PROBLEM REQUIREMENTS:
The answer is every line of the records that holds the word "points", copied in full.

*** Opening GIVEN DATA ***

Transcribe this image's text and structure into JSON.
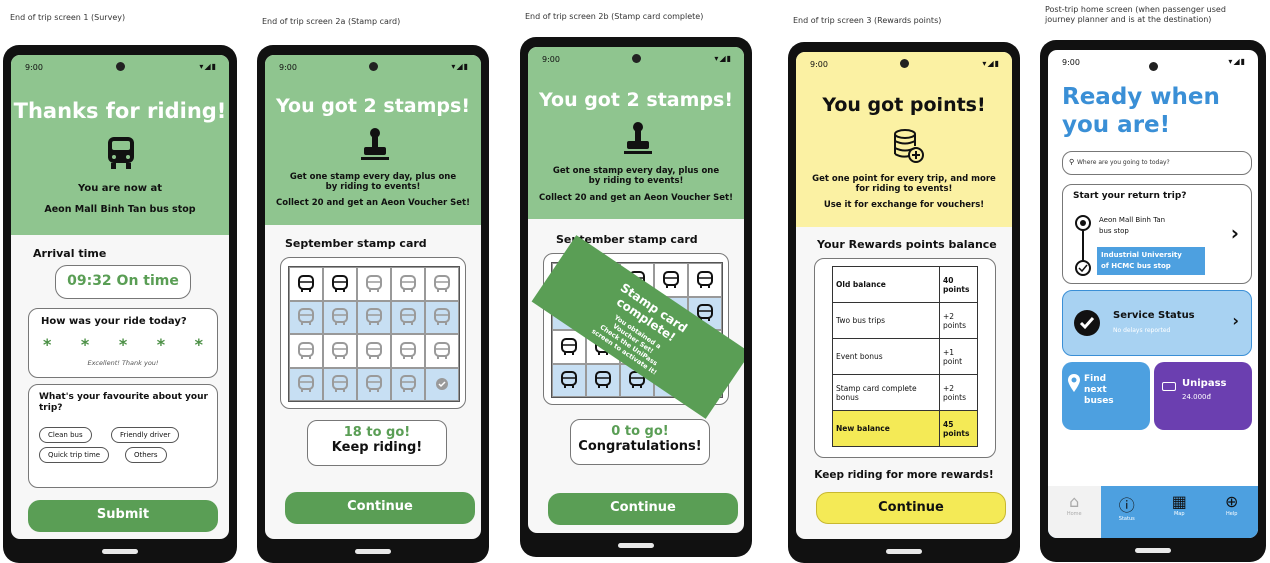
{
  "captions": {
    "s1": "End of trip screen 1 (Survey)",
    "s2a": "End of trip screen 2a (Stamp card)",
    "s2b": "End of trip screen 2b (Stamp card complete)",
    "s3": "End of trip screen 3 (Rewards points)",
    "home_l1": "Post-trip home screen (when passenger used",
    "home_l2": "journey planner and is at the destination)"
  },
  "status": {
    "time": "9:00"
  },
  "survey": {
    "title": "Thanks for riding!",
    "location_line1": "You are now at",
    "location_line2": "Aeon Mall Binh Tan bus stop",
    "arrival_label": "Arrival time",
    "arrival_value": "09:32 On time",
    "ride_question": "How was your ride today?",
    "stars": [
      "*",
      "*",
      "*",
      "*",
      "*"
    ],
    "rating_text": "Excellent! Thank you!",
    "favourite_question": "What's your favourite about your trip?",
    "tags": [
      "Clean bus",
      "Friendly driver",
      "Quick trip time",
      "Others"
    ],
    "submit": "Submit"
  },
  "stamp": {
    "title": "You got 2 stamps!",
    "line1": "Get one stamp every day, plus one by riding to events!",
    "line2": "Collect 20 and get an Aeon Voucher Set!",
    "card_title": "September stamp card",
    "progress": "18 to go!",
    "keep": "Keep riding!",
    "continue": "Continue",
    "stamps_filled": 2,
    "stamps_total": 20
  },
  "complete": {
    "title": "You got 2 stamps!",
    "line1": "Get one stamp every day, plus one by riding to events!",
    "line2": "Collect 20 and get an Aeon Voucher Set!",
    "card_title": "September stamp card",
    "banner_title1": "Stamp card",
    "banner_title2": "complete!",
    "banner_text1": "You obtained a",
    "banner_text2": "Voucher Set!",
    "banner_text3": "Check the UniPass",
    "banner_text4": "screen to activate it!",
    "progress": "0 to go!",
    "congrats": "Congratulations!",
    "continue": "Continue"
  },
  "points": {
    "title": "You got points!",
    "line1": "Get one point for every trip, and more for riding to events!",
    "line2": "Use it for exchange for vouchers!",
    "balance_title": "Your Rewards points balance",
    "rows": [
      {
        "label": "Old balance",
        "value": "40 points",
        "highlight": false,
        "bold": true
      },
      {
        "label": "Two bus trips",
        "value": "+2 points",
        "highlight": false,
        "bold": false
      },
      {
        "label": "Event bonus",
        "value": "+1 point",
        "highlight": false,
        "bold": false
      },
      {
        "label": "Stamp card complete bonus",
        "value": "+2 points",
        "highlight": false,
        "bold": false
      },
      {
        "label": "New balance",
        "value": "45 points",
        "highlight": true,
        "bold": true
      }
    ],
    "keep": "Keep riding for more rewards!",
    "continue": "Continue"
  },
  "home": {
    "title1": "Ready when",
    "title2": "you are!",
    "search_placeholder": "Where are you going to today?",
    "return_title": "Start your return trip?",
    "from_line1": "Aeon Mall Binh Tan",
    "from_line2": "bus stop",
    "to_line1": "Industrial University",
    "to_line2": "of HCMC bus stop",
    "service_title": "Service Status",
    "service_sub": "No delays reported",
    "find1": "Find",
    "find2": "next",
    "find3": "buses",
    "unipass_title": "Unipass",
    "unipass_amount": "24.000đ",
    "nav": [
      "Home",
      "Status",
      "Map",
      "Help"
    ]
  },
  "colors": {
    "green_header": "#8fc58f",
    "green_button": "#5a9e55",
    "yellow_header": "#fbf1a3",
    "yellow_button": "#f4ea56",
    "blue": "#4da0e0",
    "purple": "#6b3fb0",
    "stamp_blue": "#c7dff3"
  }
}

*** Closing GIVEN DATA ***

REPLY TO THE EXERCISE:
    "s3": "End of trip screen 3 (Rewards points)",
  "points": {
    "title": "You got points!",
    "balance_title": "Your Rewards points balance",
        "value": "40 points",
        "value": "+2 points",
        "value": "+2 points",
        "value": "45 points",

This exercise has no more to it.